JUST IN: US-UK-Canada-Australia Industrial Base Initiative Yet to Gather Steam
LONDON — A U.S. government initiative to create a trusted international alliance of defense industries is in its early stages but hasn’t truly gotten off the ground yet, representatives of the four participating nations said Sept. 9 at a quadrilateral conference.
The idea behind the National Technology and Industrial Base initiative is to create stronger relationships between the United States, Canada, United Kingdom and Australia defense industries. It is modeled after the so-called “Five Eyes” alliance of those four nations plus New Zealand, which all share intelligence. The expansion of the NTIB was initiated in the 2017 National Defense Authorization Act. It expanded on a previous law that was intended to create a stronger bilateral defense industrial base relationship with Canada.
The idea was the brainchild of the late Sen. John McCain, R-Ariz., who turned his attention to acquisition reform in 2014. The four nations cooperated politically and on intelligence and nuclear issues, why shouldn’t they be cooperating in defense technology, he asked, according to a conference panelist. The conference was held under the Chatham House rule, where participants can be quoted but their identities and affiliation can’t be cited in news accounts.
“Let’s bring together our closest allies and figure out a way to make progress in innovation and integration of our technologies,” was McCain’s thinking, according to the panelist.
And if McCain were still alive he would undoubtedly be “berating” the Defense Department on its lack of progress, said the panelist, who admitted that the senator’s death took some wind out of the initiative’s sails.
The discussion, held the day before the Defence and Security Equipment International trade show formally kicked off in London, was sponsored by four nonprofits: the National Defense Industrial Association; the Canadian Association of Defence and Security Industries; Australian Industry and Defence Network and the U.K.’s ADS.
The NTIB initiative has yet to reach its full potential, said another panelist. “It’s a journey of discovery,” he said.
While the non-U.S. nations welcomed the initiative, it is a U.S. law, and the other three don’t have similar legislation on their books, a representative of one of the countries pointed out.
There are lots of high level discussions taking place and a lot of agreement on cooperation, but when it gets down “into the weeds” with real programs, that is where progress is stymied, another panelist said. The culprits, most agreed, are the U.S. acquisition system and its export control laws. There are still requests for information that are stamped “top secret/no foreign” participation, one of the panelists said. There are some 170,000 defense U.S. acquisition professionals who are still wary of speaking to their own country’s industry representatives, let alone a foreign company, she added.
An audience member representing a Canadian company expressed deep cynicism for the initiative. “It is going to take a massive, massive cultural shift,” she said.
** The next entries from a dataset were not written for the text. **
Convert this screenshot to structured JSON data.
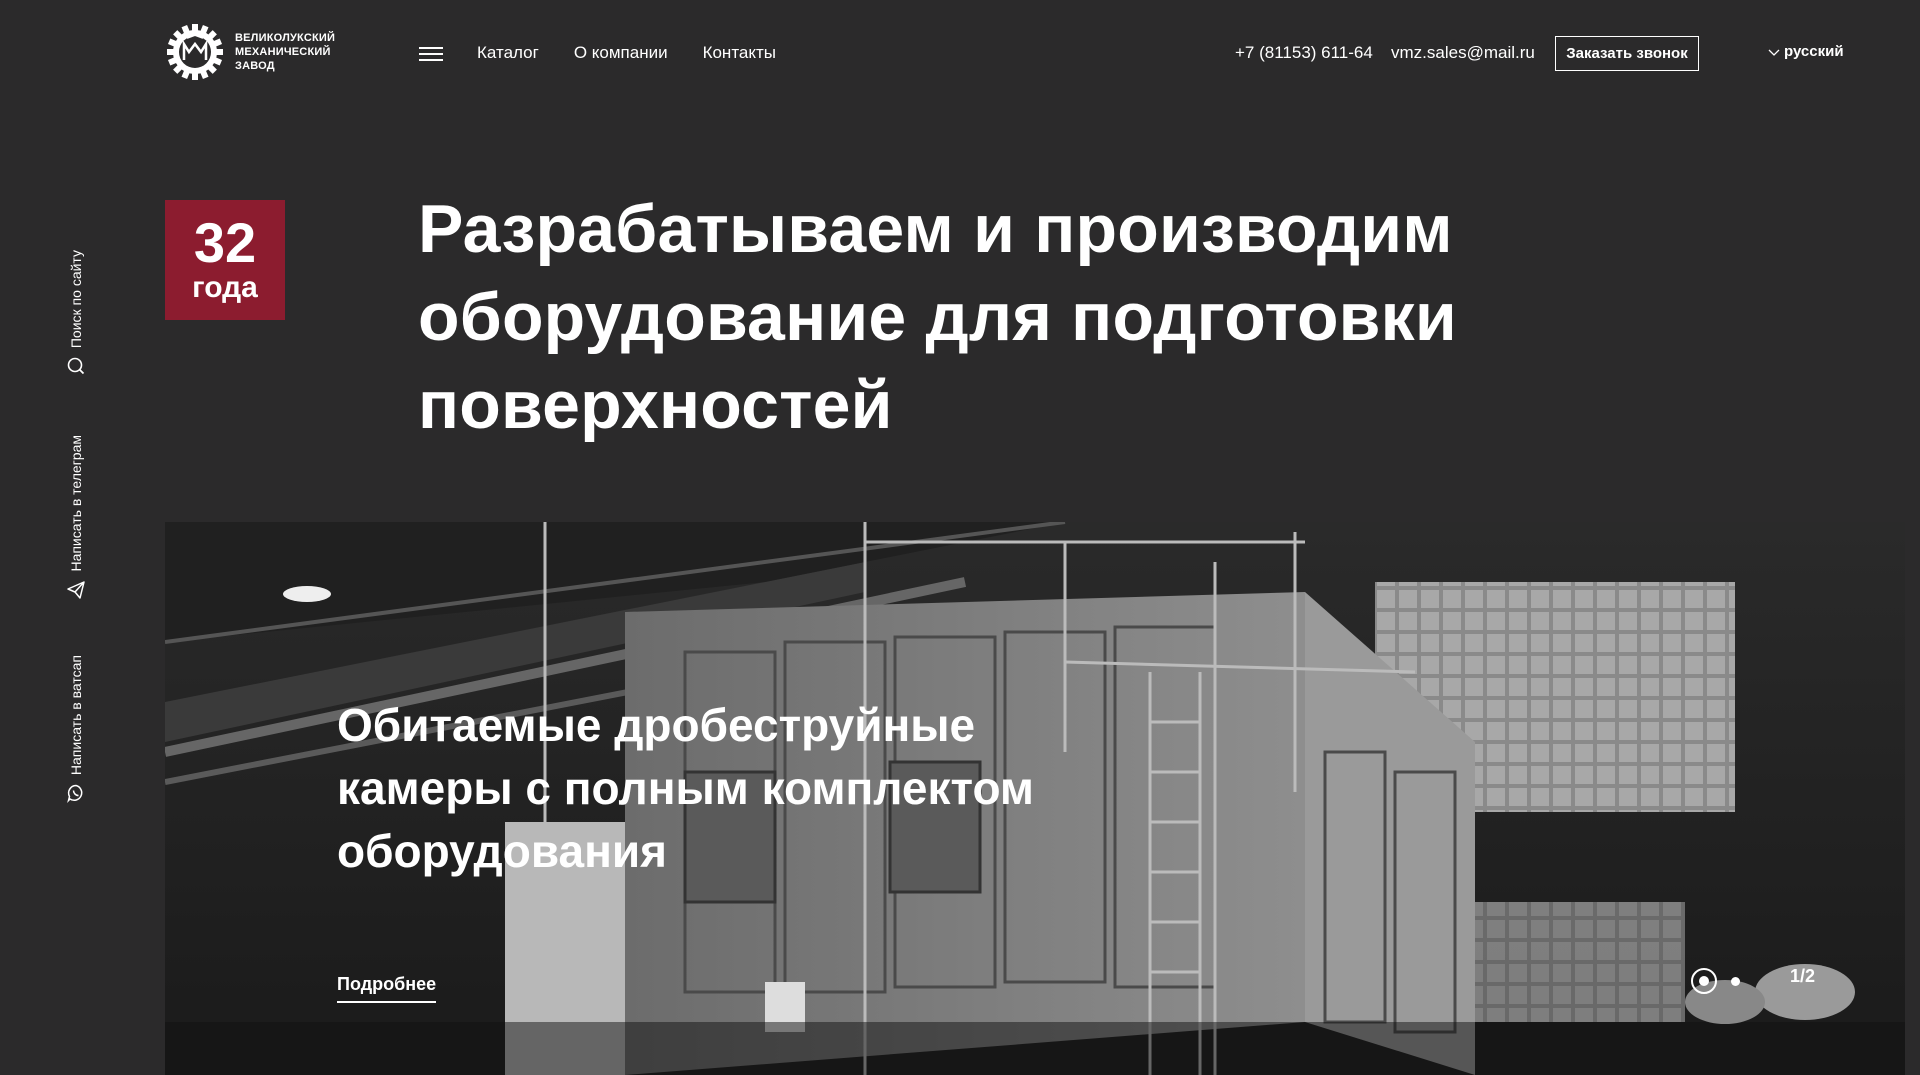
{
  "header": {
    "logo_lines": [
      "ВЕЛИКОЛУКСКИЙ",
      "МЕХАНИЧЕСКИЙ",
      "ЗАВОД"
    ],
    "nav": [
      {
        "label": "Каталог"
      },
      {
        "label": "О компании"
      },
      {
        "label": "Контакты"
      }
    ],
    "phone": "+7 (81153) 611-64",
    "email": "vmz.sales@mail.ru",
    "callback_label": "Заказать звонок",
    "language": "русский"
  },
  "sidebar": {
    "items": [
      {
        "label": "Поиск по сайту",
        "icon": "search-icon"
      },
      {
        "label": "Написать в телеграм",
        "icon": "telegram-icon"
      },
      {
        "label": "Написать в ватсап",
        "icon": "whatsapp-icon"
      }
    ]
  },
  "badge": {
    "number": "32",
    "unit": "года",
    "color": "#8c1c2f"
  },
  "hero": {
    "title": "Разрабатываем и производим оборудование для подготовки поверхностей"
  },
  "slider": {
    "slide_title": "Обитаемые дробеструйные камеры с полным комплектом оборудования",
    "more_label": "Подробнее",
    "counter": "1/2"
  },
  "colors": {
    "background": "#2b2a2b",
    "accent": "#8c1c2f",
    "text": "#ffffff"
  }
}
It may take some catastrophic world event to goad them all into cooperating more closely, she said.
Canada has been cooperating in defense technology with the United States since the 1950s and there are still non-tariff trade barriers, she said. “We can see them and feel them in many ways."
Companies that are protective of their trade secrets and acquisition professionals in her own country are also barriers, she added.
Still, if the initiative makes progress it can be useful in many ways, several of the panelists pointed out.
A more thorough understanding of each nation’s capabilities can help fill holes in cases where there is only one company making a certain widget — a so-called “single source vulnerability" — or where parts are no longer produced by anyone, one panelist said.
More cooperation can also help thwart what one participant called “hostile foreign investment,” where a rival such as China seeks to buy a company in order to get its intellectual property.
Also, “How do we get to that open architecture?” asked one speaker. It would be advantageous to have “plug-and-play” systems that work on all four nations’ weapon systems. “We are moving in the right direction, but there is a long way to go.”